We simply add the Sentry CLI Webpack plugin to our vue.config.js - and therefore to the Webpack configuration.
webpack.config.js:

We’re surrounding the release process with process.env.NODE_ENV === 'production' to make sure nothing from our development or CI test workflows lands as a release in Sentry.

If you take a closer look at the code you’ll notice that we work with an environment variable 'VUE_APP_VERSION' as well as with a file, which is located under '/run/secrets/SENTRY_AUTH_TOKEN'.

Let’s dive a bit deeper into the build process of the frontend.


Docker Arguments and Secrets

Since we make use of environment variables, which may differ from one environment to the other (compare development and production), those variables need to be set at build time. The 'dist' version of the frontend is served through a simple NGINX docker container. Therefore we leverage Docker’s arguments to pass in environment variables at build time (for the docker image as well as for the frontend).
Dockerfile:

If you wonder about the difference between docker ARG and ENV check it out here.

However, the SentryCLIPlugin sends something to our Sentry installation and therefore needs some kind of authentication. For that, the 'authToken' configuration parameter is used. Now - Unikube is an open-source project, which means our CI pipelines are open source as well. Nevertheless, we would like to keep our 'authToken' a secret, so that no one else can manipulate any release information on our Sentry installation. For that, we use Docker’s secret management. It allows us to inject secret information into the build process, which can only be used during build time. This is exactly what we need since the release information (including the source maps) only need to be generated once when the Docker image is built.

Docker injects the secret as a file, located under '/run/secrets/SENTRY_AUTH_TOKEN'. This file then is read by the 'SentryCLIPlugin'.

Github Actions

The last missing piece of the puzzle is the automated build of the Docker image in our CI pipeline.
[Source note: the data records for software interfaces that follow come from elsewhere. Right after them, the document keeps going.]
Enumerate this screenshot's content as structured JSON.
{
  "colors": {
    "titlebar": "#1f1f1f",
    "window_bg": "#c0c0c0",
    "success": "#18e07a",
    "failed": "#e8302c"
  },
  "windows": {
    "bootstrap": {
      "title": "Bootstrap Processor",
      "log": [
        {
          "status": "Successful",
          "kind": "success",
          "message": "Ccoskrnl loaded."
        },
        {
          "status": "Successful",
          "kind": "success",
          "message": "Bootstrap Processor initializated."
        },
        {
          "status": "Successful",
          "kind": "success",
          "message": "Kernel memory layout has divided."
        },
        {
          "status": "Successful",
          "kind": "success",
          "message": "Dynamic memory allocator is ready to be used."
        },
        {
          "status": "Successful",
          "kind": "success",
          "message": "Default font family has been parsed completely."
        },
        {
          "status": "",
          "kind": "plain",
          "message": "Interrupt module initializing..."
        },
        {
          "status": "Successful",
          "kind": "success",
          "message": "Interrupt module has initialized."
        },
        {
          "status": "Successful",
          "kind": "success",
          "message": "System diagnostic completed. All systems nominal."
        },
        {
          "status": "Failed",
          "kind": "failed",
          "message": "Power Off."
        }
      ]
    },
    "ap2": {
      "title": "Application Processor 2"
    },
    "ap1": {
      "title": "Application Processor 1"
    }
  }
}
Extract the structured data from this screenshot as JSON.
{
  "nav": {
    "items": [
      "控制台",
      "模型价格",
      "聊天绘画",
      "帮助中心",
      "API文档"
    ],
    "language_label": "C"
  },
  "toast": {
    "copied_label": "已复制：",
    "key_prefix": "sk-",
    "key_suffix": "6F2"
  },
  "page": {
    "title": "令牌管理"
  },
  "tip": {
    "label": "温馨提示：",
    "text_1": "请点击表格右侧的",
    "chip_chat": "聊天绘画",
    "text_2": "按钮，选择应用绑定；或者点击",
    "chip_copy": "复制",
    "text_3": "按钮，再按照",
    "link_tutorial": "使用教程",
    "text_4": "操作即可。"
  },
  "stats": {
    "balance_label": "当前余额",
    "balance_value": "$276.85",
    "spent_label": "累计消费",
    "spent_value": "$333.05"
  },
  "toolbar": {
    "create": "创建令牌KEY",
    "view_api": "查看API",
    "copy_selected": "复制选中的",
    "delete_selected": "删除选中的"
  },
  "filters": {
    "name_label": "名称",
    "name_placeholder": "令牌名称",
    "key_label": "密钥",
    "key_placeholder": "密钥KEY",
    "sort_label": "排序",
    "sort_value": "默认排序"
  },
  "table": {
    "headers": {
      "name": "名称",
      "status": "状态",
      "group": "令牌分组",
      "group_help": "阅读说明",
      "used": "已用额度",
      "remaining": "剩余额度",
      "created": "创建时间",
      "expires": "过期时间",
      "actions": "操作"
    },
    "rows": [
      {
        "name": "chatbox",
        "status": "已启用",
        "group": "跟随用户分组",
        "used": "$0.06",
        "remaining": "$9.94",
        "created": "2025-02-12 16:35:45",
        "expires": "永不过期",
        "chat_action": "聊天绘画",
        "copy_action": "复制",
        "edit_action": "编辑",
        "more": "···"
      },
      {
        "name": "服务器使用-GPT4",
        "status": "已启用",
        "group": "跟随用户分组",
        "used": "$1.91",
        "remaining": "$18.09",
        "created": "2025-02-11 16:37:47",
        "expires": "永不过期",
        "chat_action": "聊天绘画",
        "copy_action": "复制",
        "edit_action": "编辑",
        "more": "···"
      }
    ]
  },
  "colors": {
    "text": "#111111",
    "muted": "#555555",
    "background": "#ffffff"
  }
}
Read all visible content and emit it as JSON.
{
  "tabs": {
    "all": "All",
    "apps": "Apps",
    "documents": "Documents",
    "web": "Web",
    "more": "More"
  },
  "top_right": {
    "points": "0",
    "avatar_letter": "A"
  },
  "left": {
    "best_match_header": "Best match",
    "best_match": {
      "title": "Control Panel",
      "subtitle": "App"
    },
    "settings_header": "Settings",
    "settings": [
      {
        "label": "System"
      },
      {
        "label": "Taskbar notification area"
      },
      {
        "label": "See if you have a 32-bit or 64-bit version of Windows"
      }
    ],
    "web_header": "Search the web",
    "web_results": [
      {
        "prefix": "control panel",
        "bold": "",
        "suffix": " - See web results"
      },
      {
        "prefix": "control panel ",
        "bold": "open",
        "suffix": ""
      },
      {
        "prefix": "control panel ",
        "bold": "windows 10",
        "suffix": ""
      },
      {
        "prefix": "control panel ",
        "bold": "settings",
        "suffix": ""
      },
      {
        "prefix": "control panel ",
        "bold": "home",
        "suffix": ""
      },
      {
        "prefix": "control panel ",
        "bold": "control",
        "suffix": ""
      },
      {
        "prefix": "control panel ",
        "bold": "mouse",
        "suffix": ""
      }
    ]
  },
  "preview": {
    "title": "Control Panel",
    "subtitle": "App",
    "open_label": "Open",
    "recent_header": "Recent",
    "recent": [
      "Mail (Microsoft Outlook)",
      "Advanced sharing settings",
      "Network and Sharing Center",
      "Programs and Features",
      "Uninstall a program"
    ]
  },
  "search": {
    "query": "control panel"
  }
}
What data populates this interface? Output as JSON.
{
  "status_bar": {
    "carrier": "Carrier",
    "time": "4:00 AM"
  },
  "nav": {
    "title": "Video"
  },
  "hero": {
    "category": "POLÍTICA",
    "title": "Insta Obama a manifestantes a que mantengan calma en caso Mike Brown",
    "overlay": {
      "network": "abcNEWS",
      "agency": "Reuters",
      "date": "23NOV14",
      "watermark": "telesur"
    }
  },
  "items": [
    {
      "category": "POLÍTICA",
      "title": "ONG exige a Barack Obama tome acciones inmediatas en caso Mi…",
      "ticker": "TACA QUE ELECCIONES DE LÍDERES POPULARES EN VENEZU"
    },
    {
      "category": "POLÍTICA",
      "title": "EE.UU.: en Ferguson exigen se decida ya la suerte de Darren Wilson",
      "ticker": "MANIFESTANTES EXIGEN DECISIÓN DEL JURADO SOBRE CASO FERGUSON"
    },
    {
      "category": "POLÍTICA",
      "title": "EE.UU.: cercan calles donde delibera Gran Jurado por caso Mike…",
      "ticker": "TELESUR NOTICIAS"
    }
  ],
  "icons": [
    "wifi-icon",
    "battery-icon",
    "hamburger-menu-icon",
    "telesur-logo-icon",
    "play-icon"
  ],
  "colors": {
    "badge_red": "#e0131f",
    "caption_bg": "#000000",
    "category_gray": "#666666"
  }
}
Since Unikube’s repositories are located on Github we leverage Github Actions.

Within the `docker.yaml` we define the steps to build the Docker images for our development and production environments.
.github/workflows/docker.yaml:

There are a few things to consider here:

  1. We use Github Action’s 'matrix' keyword to use the same job template for multiple environment builds.
  2. We log in to quay.io which is the service hosting our Docker images.
  3. Secret and Arguments are passed via 'docker/build-push-action@v2'.

The last thing to do here is set the secret information for the repository on its Github settings page:

Screenshot: Secret Actions GitHub


Done! This is how Unikube’s frontend currently integrates Sentry to better understand errors, fix bugs faster and provide better support for our users.


Let us know if you have any questions, feedback or maybe things we should consider to change. Thank you very much.